In 1972 wildlife officers could find only 18 black robins living on Little Mangere Island. In 1976 there were only seven birds left. These were all moved to Mangere Island where 120,000 trees had been planted to provide better shelter. By 1980 a further two birds had died, and none had bred.

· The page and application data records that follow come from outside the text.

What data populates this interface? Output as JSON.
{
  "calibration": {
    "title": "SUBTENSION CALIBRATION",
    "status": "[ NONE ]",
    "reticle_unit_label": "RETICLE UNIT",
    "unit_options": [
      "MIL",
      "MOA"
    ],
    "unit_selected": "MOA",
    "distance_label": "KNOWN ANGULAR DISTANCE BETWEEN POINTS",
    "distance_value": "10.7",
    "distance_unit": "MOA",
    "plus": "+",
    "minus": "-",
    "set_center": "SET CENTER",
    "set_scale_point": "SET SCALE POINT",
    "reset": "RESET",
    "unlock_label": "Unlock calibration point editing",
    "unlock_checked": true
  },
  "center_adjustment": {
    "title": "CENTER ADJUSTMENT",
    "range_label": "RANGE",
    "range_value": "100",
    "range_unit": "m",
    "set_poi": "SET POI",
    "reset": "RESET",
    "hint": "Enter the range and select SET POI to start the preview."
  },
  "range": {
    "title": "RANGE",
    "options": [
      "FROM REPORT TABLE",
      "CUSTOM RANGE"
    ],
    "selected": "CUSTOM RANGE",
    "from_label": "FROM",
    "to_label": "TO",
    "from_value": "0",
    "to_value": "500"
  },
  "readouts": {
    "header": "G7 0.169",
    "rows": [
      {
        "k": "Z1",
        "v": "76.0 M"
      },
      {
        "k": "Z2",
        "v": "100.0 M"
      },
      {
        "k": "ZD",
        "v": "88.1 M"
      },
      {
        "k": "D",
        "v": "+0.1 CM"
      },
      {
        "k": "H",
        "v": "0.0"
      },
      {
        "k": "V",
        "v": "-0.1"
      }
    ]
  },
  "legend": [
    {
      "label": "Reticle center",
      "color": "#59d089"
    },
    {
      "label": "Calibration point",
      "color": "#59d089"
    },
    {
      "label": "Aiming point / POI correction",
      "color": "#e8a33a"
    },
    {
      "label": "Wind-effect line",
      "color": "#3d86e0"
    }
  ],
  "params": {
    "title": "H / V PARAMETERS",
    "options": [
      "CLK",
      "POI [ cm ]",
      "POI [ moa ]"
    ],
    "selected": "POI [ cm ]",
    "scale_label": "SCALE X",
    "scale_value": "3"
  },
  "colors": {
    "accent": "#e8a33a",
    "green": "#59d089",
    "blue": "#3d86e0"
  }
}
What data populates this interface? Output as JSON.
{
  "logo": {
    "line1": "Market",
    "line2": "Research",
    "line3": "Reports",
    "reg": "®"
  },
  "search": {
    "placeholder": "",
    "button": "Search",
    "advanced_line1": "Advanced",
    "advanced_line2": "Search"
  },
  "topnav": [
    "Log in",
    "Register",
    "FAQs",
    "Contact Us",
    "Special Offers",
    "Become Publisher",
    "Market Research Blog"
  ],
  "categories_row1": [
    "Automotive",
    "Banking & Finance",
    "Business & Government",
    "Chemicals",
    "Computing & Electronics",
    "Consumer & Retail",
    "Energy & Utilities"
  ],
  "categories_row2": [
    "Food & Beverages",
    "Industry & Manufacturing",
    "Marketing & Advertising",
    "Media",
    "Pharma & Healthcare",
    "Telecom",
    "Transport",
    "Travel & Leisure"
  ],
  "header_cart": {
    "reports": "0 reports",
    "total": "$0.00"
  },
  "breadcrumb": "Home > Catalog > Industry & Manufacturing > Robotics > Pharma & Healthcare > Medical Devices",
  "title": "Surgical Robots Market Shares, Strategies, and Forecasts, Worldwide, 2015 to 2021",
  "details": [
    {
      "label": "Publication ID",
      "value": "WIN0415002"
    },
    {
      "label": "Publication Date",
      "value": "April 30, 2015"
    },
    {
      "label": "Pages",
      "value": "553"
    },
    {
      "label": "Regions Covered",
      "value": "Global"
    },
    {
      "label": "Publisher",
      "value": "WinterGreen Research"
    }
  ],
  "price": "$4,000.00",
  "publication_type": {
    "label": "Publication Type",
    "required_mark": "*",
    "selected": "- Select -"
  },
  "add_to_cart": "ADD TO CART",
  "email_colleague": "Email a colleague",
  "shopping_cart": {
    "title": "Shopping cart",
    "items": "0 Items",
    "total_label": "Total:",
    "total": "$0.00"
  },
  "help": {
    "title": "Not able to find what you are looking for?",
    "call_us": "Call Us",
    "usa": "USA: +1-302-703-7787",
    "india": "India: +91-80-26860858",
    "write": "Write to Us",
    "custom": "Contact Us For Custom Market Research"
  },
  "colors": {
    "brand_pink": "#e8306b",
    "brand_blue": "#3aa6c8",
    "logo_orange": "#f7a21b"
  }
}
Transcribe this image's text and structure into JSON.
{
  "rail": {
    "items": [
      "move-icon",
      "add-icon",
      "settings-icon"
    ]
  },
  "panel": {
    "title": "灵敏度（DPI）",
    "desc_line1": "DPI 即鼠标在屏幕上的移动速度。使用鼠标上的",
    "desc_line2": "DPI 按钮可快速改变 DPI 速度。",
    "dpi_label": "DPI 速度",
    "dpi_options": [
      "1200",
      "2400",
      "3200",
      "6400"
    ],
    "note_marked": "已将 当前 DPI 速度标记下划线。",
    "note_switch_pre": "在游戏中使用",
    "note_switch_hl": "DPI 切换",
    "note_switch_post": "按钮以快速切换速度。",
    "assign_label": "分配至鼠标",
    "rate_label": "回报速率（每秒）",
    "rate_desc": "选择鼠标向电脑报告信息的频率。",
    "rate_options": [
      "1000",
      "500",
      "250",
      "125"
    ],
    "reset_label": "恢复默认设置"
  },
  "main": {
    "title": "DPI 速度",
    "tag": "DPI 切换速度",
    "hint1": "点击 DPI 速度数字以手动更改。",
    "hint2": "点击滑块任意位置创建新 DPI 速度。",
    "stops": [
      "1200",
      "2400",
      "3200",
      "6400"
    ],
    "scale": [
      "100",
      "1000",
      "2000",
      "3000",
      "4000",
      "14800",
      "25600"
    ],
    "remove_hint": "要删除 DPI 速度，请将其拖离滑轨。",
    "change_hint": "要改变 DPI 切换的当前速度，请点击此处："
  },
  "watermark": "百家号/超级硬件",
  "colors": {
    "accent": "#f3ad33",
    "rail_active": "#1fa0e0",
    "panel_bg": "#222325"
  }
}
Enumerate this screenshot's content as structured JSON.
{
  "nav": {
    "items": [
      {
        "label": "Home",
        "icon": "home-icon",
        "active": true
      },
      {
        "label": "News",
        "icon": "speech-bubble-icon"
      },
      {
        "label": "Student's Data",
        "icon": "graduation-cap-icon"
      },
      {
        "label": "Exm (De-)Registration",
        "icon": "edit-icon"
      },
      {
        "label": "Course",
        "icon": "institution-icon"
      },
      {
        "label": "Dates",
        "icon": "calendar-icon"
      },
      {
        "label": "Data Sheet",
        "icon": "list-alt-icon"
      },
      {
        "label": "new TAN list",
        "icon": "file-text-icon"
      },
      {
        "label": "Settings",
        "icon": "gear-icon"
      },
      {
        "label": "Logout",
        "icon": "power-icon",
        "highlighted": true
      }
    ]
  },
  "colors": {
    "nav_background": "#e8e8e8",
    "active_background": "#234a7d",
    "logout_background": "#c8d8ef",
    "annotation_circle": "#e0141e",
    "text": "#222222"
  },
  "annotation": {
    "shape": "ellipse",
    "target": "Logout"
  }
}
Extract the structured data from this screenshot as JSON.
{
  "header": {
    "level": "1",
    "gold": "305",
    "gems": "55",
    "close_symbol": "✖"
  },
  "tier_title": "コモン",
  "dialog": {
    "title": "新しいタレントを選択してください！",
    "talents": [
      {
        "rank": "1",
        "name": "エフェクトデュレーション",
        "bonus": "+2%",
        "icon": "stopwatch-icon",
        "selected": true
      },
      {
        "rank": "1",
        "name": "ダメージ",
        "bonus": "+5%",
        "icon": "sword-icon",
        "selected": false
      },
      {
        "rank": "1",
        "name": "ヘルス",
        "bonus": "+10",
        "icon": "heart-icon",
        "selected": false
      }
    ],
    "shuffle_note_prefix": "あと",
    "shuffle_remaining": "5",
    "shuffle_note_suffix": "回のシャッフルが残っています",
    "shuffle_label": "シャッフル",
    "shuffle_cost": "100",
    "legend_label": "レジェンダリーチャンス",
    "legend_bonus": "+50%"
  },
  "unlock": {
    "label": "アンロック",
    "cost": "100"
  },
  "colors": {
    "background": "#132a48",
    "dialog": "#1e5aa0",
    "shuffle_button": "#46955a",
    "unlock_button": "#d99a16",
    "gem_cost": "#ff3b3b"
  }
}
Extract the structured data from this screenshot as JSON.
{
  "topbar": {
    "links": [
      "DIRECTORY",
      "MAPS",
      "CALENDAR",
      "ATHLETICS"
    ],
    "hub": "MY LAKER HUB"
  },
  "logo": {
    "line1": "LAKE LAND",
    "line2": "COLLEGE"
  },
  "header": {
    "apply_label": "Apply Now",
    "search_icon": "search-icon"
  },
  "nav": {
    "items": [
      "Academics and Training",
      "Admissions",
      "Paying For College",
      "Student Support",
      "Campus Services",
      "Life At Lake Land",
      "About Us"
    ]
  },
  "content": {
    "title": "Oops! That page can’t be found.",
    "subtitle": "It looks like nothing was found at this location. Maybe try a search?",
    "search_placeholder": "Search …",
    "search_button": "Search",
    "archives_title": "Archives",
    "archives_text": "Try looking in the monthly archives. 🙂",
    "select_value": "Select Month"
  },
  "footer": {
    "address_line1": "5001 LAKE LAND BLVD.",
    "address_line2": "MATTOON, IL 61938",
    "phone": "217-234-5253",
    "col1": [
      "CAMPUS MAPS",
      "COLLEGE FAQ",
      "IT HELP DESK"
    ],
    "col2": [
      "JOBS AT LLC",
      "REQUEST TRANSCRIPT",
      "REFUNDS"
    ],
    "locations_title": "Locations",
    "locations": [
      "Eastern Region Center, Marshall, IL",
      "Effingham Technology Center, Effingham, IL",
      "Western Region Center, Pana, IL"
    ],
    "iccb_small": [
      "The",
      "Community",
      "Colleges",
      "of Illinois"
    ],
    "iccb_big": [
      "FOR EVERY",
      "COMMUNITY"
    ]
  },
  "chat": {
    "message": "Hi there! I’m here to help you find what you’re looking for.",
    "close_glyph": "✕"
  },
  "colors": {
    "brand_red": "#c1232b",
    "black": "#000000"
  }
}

There were only five black robins in the world in 1980, with just a single breeding pair left. The survival of the species hinged on that last pair. The outlook was bleak, but a dedicated team of New Zealand Wildlife Service staff took the daring step of cross-fostering eggs and young to another species to boost productivity.